Ed Schwartz

Recent Articles

Budget Bust

President Bush announced yesterday that his administration is ahead of schedule in reducing the federal deficit. Great news -- but it would be useful to ask who is paying the price. Unfortunately, one odd feature of this years' congressional campaigns has been the failure of the Democratic Party to ask that question forcefully, and focus public attention on a most interesting document: the 2006 federal budget. That Republican candidates don't really want to talk about the budget is understandable. It's hard to imagine swing voters anywhere rallying to their side if they fully understood the wide range of programs supporting America's families and communities that have been cut. And indeed, not a single Democrat in the House or the Senate voted for the 2006 budget. Whatever their differences on Iraq, they were completely united on this one. Unfortunately, they seem equally united in downplaying any of this in their campaigns -- an unfortunate reflection of a common Democratic failure...
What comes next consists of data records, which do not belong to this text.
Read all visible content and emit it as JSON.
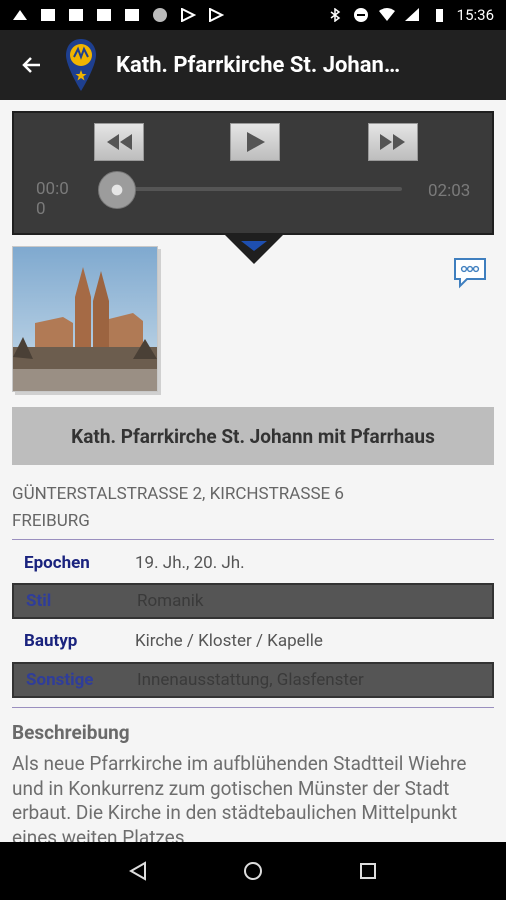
{
  "status_bar": {
    "time": "15:36"
  },
  "app_bar": {
    "title": "Kath. Pfarrkirche St. Johan…",
    "back_icon": "arrow-left-icon",
    "logo_icon": "map-pin-logo-icon"
  },
  "player": {
    "elapsed": "00:0\n0",
    "total": "02:03",
    "rewind_icon": "rewind-icon",
    "play_icon": "play-icon",
    "forward_icon": "fast-forward-icon",
    "progress": 0.0
  },
  "comment_icon": "comment-bubble-icon",
  "monument": {
    "name": "Kath. Pfarrkirche St. Johann mit Pfarrhaus",
    "address_line1": "GÜNTERSTALSTRASSE 2, KIRCHSTRASSE 6",
    "address_line2": "FREIBURG"
  },
  "details": [
    {
      "key": "Epochen",
      "value": "19. Jh., 20. Jh."
    },
    {
      "key": "Stil",
      "value": "Romanik"
    },
    {
      "key": "Bautyp",
      "value": "Kirche / Kloster / Kapelle"
    },
    {
      "key": "Sonstige",
      "value": "Innenausstattung, Glasfenster"
    }
  ],
  "description": {
    "heading": "Beschreibung",
    "text": "Als neue Pfarrkirche im aufblühenden Stadtteil Wiehre und in Konkurrenz zum gotischen Münster der Stadt erbaut. Die Kirche in den städtebaulichen Mittelpunkt eines weiten Platzes"
  },
  "colors": {
    "appbar": "#212121",
    "accent_blue": "#1a237e",
    "player_bg": "#3a3a3a"
  }
}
Reviving Community Development

Critics have called for abandoning the struggle for community development just as some of the most promising initiatives are being launched.
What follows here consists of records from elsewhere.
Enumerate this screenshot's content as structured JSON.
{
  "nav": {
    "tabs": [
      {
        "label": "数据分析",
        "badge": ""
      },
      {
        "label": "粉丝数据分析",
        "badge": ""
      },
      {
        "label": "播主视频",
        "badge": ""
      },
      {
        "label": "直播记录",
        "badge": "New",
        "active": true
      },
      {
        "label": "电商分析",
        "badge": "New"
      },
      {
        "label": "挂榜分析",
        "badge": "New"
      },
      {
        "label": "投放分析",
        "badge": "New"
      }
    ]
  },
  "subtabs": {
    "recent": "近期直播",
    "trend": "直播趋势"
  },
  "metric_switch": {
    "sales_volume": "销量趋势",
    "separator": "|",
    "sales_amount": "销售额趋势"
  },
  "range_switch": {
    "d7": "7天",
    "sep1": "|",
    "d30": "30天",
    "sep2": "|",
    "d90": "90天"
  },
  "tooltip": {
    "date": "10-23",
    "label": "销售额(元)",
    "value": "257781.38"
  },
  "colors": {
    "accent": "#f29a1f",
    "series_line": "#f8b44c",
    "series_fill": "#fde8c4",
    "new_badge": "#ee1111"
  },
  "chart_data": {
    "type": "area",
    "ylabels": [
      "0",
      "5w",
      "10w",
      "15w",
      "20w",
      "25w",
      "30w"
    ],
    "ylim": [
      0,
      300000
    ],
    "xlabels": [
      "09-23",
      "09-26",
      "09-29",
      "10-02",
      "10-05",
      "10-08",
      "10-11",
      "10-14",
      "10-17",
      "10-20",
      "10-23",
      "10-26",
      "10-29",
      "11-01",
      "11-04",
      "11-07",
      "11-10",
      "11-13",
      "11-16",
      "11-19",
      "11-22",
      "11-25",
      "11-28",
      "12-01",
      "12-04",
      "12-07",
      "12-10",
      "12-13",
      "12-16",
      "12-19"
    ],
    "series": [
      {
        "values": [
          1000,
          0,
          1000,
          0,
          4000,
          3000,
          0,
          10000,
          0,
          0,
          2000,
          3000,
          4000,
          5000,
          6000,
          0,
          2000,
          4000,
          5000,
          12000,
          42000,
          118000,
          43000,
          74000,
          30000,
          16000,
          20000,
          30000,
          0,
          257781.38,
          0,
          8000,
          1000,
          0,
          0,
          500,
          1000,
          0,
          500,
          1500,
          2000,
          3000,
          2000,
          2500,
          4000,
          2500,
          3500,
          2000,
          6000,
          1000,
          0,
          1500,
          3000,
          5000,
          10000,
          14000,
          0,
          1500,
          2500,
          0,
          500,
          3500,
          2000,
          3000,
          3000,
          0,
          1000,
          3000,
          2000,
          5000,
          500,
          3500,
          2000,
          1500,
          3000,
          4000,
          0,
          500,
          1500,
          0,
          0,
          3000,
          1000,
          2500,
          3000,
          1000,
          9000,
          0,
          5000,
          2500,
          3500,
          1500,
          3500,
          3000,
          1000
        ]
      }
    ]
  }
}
D espite the array of programs developed since the 1960s to help the inner city, federal policy has largely failed to devise a strategy that both helps poor people and poor places. Urban renewal in the 1950s "revived" slum neighborhoods with bulldozers, transforming them into upscale apartment complexes. Likewise in the 1980s, shopping centers like Boston's Quincy Market and the Gallery in Philadelphia may have created a downtown retail renaissance -- but not an economic revival of poor neighborhoods for the people who live in them. Not surprisingly, one response to this failure has been to abandon the idea of rehabilitating inner cities. In a New York Times Magazine cover story, "The Myth of Community Development," published last January, Nicholas Lemann, author of The Promised Land, suggested that rather than attempting yet again to uplift ghetto neighborhoods, risking another cycle of failure and public cynicism, government should concentrate on improving the standard of living of...